The charge to the committee (see Appendix A) was to review the development and current status of the sheep industry in the United States and to examine challenges and opportunities for the future. The study was to examine factors that have led to the current status (e.g., regulation, product pricing, and international trade) and discuss the various challenges the industry faces (e.g., disease, predation, genetic resources, land stewardship, and international trade and exchange rates). All sectors of the industry were to be examined, including meat, wool, live animals, pelts, milk, byproducts, and supporting businesses.

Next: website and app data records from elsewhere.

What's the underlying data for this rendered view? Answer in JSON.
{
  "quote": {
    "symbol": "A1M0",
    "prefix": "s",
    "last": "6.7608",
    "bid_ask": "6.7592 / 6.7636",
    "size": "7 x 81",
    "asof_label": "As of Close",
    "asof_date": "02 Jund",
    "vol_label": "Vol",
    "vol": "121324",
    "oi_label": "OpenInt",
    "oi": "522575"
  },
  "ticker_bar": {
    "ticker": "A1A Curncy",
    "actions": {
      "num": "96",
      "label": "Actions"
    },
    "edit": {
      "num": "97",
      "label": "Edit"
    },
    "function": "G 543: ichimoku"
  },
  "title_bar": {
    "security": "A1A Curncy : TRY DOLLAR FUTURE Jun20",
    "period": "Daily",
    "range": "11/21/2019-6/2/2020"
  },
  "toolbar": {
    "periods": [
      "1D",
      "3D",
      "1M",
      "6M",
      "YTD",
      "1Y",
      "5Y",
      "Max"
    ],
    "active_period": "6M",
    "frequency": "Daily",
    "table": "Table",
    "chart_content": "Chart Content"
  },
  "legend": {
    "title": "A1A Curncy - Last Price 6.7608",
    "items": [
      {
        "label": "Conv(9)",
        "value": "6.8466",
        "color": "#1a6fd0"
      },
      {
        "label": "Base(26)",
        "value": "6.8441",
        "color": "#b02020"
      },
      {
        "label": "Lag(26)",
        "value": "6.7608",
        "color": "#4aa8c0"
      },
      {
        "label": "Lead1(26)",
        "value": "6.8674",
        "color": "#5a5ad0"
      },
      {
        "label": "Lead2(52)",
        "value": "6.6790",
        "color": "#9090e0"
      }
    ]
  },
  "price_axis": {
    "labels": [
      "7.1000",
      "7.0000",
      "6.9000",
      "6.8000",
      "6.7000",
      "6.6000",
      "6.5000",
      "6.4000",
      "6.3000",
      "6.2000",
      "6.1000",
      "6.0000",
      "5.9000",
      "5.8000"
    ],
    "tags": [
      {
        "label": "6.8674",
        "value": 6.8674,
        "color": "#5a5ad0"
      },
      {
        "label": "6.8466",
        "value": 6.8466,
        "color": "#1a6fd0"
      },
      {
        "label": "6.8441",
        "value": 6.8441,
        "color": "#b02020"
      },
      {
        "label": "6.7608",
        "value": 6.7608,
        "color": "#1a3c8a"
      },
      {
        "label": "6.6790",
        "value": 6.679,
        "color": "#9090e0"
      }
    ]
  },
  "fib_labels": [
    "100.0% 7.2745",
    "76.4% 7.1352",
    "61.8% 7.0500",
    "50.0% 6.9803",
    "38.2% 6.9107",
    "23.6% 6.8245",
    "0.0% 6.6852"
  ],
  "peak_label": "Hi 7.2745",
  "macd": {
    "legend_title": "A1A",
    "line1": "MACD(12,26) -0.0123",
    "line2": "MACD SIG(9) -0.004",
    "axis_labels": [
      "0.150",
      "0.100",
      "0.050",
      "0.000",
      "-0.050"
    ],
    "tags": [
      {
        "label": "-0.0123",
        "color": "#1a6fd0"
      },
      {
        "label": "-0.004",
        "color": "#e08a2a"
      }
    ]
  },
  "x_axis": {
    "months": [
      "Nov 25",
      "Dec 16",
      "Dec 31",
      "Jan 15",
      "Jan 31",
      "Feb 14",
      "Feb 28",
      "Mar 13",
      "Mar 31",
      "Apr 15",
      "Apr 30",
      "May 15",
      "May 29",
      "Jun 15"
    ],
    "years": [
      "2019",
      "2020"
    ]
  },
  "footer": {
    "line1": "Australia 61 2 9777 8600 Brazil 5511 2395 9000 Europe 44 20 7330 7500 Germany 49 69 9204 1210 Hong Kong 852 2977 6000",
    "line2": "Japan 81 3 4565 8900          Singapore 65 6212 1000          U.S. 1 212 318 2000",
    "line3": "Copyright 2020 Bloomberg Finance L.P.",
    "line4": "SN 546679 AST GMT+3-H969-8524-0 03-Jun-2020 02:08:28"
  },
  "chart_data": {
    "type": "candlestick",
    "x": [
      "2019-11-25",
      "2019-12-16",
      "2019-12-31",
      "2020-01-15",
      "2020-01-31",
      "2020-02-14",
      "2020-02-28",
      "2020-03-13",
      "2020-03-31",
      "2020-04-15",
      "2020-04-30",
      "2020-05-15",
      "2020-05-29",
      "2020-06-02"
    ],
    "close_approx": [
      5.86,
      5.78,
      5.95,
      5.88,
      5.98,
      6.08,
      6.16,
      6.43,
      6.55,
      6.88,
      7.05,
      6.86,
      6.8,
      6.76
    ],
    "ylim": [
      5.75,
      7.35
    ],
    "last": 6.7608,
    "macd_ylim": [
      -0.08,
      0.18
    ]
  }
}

The study was in response to a congressional request to the National Academies in the Agricultural Appropriations Bill (P.L. 109-97) and was supported by funds received from the Economic Research Service of the U.S. Department of Agriculture. To prepare its report, the committee reviewed previous studies and scientific publications on the sheep industry, examined historical and current statistical data, conducted statistical analyses, held in-person interviews with representatives of key segments of the industry (both traditional and emerging), and conducted a survey of wool experts.
Although specific events, such as the end of World War II and the repeal of the National Wool Act, are often given as the cause of the decline of the industry, in fact many events and issues have contributed. Some of the more often cited factors are:
Labor loss during World War II;
A negative American G.I. experience with mutton during World War II;
Changes in regulations and permits for grazing on public lands and endangered species regulations;
Competition from other meats and other fibers;
Changes in consumer preferences;
Loss of the National Wool Act and the Incentive Payment programs;
Foreign wool production subsidies;
Competition from imports along with an appreciation of the U.S. dollar against Australian and New Zealand currencies in the 1990s; and
Concentration in the U.S. packing and feeding industries.
Despite the continuing decline in the U.S. sheep industry, there are reasons for optimism about the future. Developments have occurred that